“Ultimately both the adviser and the client are incentivised to pick the best and lowest cost option. There are already some incentives for platforms to prioritise [one fund over another]. Until our rules come in there is not much we can do,” the spokesperson said. The FSA added that fund shares with lower annual charges – which could be achieved by excluding rebates – would also be beneficial to managers, as higher costs can make performance data appear worse.
There are also a number of areas where further clarity is required, especially around the desired treatment of non-advised platforms like Hargreaves Lansdown’s main Vantage platform.

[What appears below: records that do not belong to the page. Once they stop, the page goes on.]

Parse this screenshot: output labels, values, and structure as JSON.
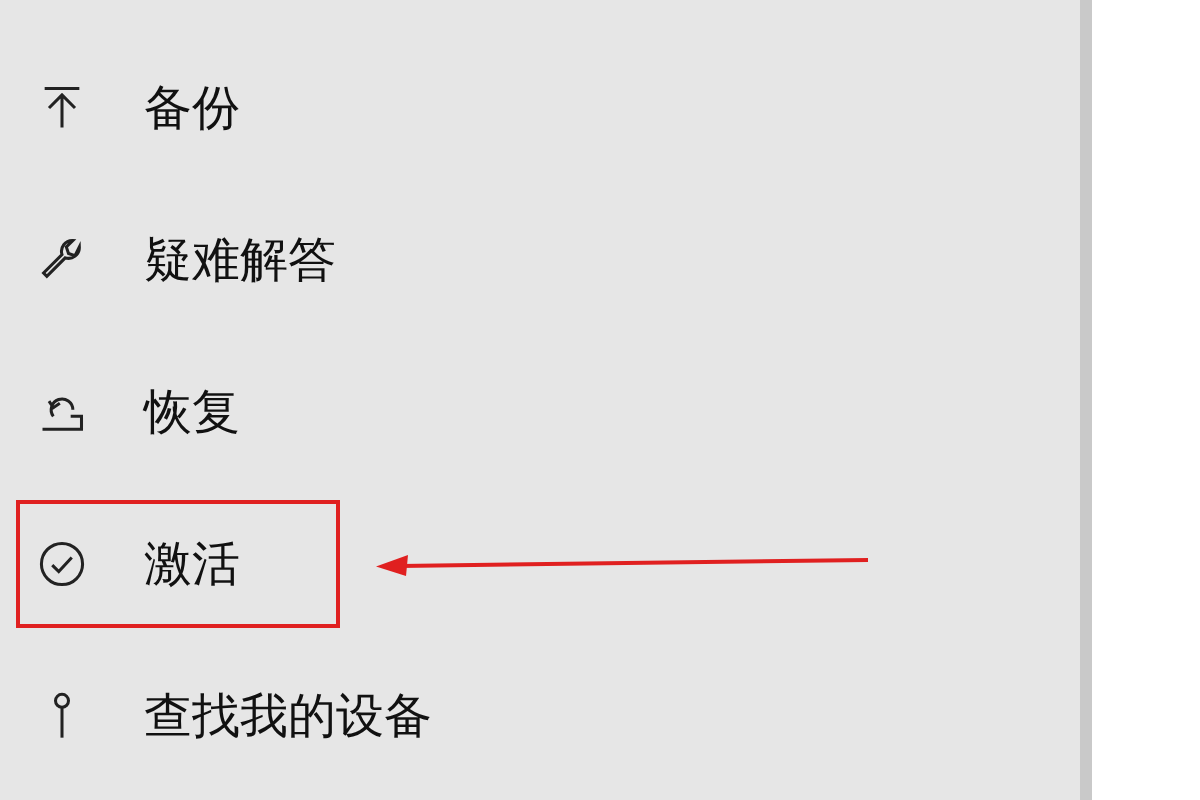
{
  "nav_items": [
    {
      "kind": "backup",
      "label": "备份",
      "annotated": false
    },
    {
      "kind": "troubleshoot",
      "label": "疑难解答",
      "annotated": false
    },
    {
      "kind": "recovery",
      "label": "恢复",
      "annotated": false
    },
    {
      "kind": "activation",
      "label": "激活",
      "annotated": true
    },
    {
      "kind": "find-device",
      "label": "查找我的设备",
      "annotated": false
    }
  ]
}
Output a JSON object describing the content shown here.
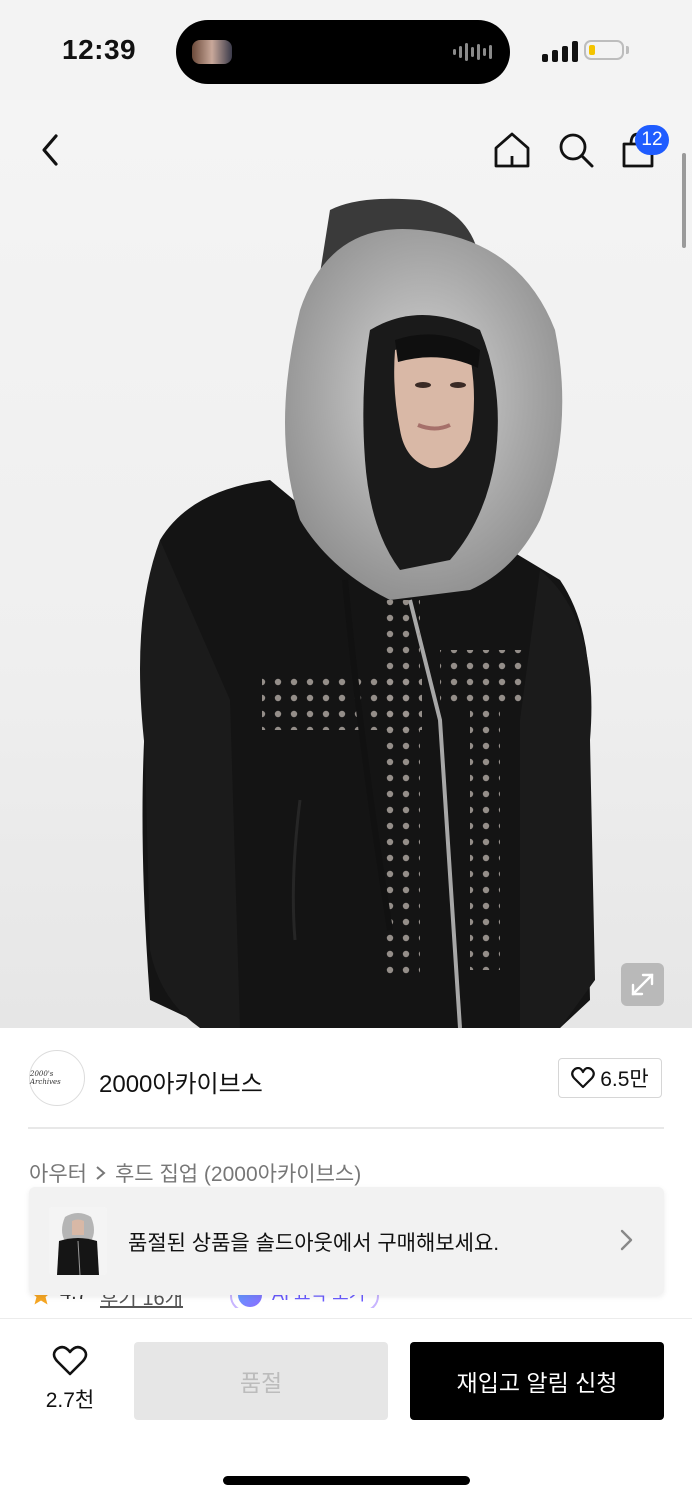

Mr Cox says Hargreaves Lansdown, to take an example, has already reverted to the FSA “with a couple of queries on a couple of things that we want some clarifications on”.
The FSA has said that it will make a final ruling before the end of the year, where it will look at whether the cash rebate ban in particular should be extended to the non-advised platform market – chiefly execution-only brokers like Hargreaves Lansdown – with a starting position that it will.
Overall, Mr Dymott says the RDR still has plenty of room to evolve with respect to the detail of the platform paper, especially as the consultation is still ongoing. “One of the things that we see, the challenges that we see, is the significant amount of detail that the FSA have to work through over the next few months to put that into final policy,” he says. “What we found with previous consultation processes on the RDR is that it took a significant amount of time due to the sheer complexity of some of the areas that they’re trying to tackle, and I think that’s going to be the theme.”
In spite of ongoing lobbying from the industry, however, Mr Thorman concludes that further consultation will make little difference to the FSA’s views. “Yes, they’ve consulted, but they just haven’t believed what people said. So unfortunately they have concluded we’ve got an axe to grind, and the best thing they can do is make their own judgement.”
Simona Stankovska is features writer at Investment Adviser